summer sun when the solar gain is not needed and conversely in the winter when the sun is at a
lower angle, allowing the solar gain to heat the room when it is most useful. Shading can be provided by other forms of solid construction, e.g. ‘brise soleil’ (see Symphony of Light article on page 104), or by retractable alternatives (canopies), which sometimes have the disadvantage of appearing like an after-thought. note that shading works best on south facing windows; those facing east or west will not benefit as much from it as the sun is shining at a lower angle from these directions.
Another solution to overheating is the use of blinds to block glare and the transference of heat
into the building. There are now highly sophisticated systems on the market which may
be automatically controlled; the blinds can also be housed within the window frames, making
them wind, weather and dirt-proof. They also have the advantage of giving instant privacy to a
room and where the design look is minimalist, they provide a very attractive alternative to
traditional blinds or curtains. If your extension windows are south facing and of ‘passive house‘ standard (triple glazed, thermally broken frame, u-value of unit 0.8 W.m2K or better) then the net heat gain for the window throughout the year is a positive one. put another way, the window is acting as a large radiator when calculating energy loss throughout the year. (See Systems and Services on next page). These high quality windows also have the advantage of not causing draughts within the room (airtight construction) and the ‘cold sheeting’ effect is minimised, that is, when the temperature outside falls to -10°C, the surface temperature of a high quality triple glazed window will be able to be maintained at 17°C as opposed to 12°C with a double glazed unit.

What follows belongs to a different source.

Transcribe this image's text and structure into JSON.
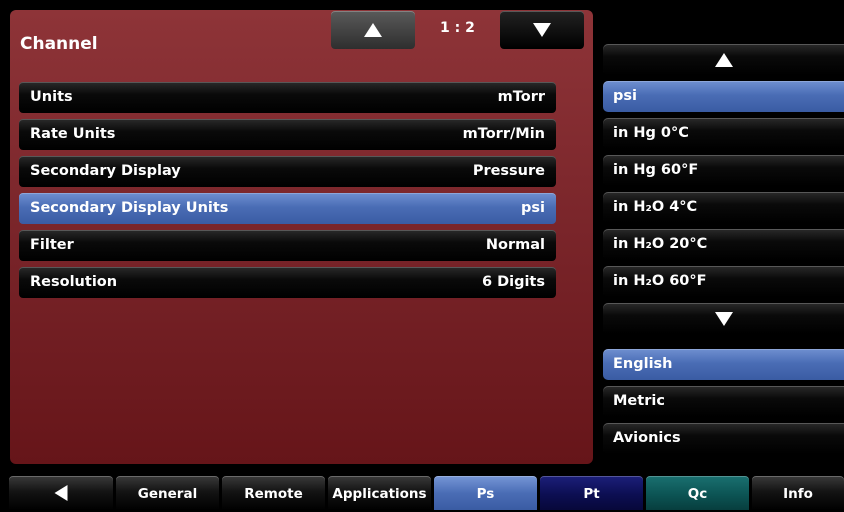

The cost of triple glazing is now roughly just 10% more expensive than double glazed and is rapidly becoming the most popular option. Just remember to compare windows on the basis of the u-value of the entire unit (and other technical details such as the G-value) rather than base your decision on the number of panes – a high spec double glazed unit could theoretically perform as well as a low spec triple glazed unit, or near to it. note that with a large amount of glazing comes structural considerations – windows are heavy and require support, especially when triple glazed. A wall of glass will require the use of steel lintels, for instance.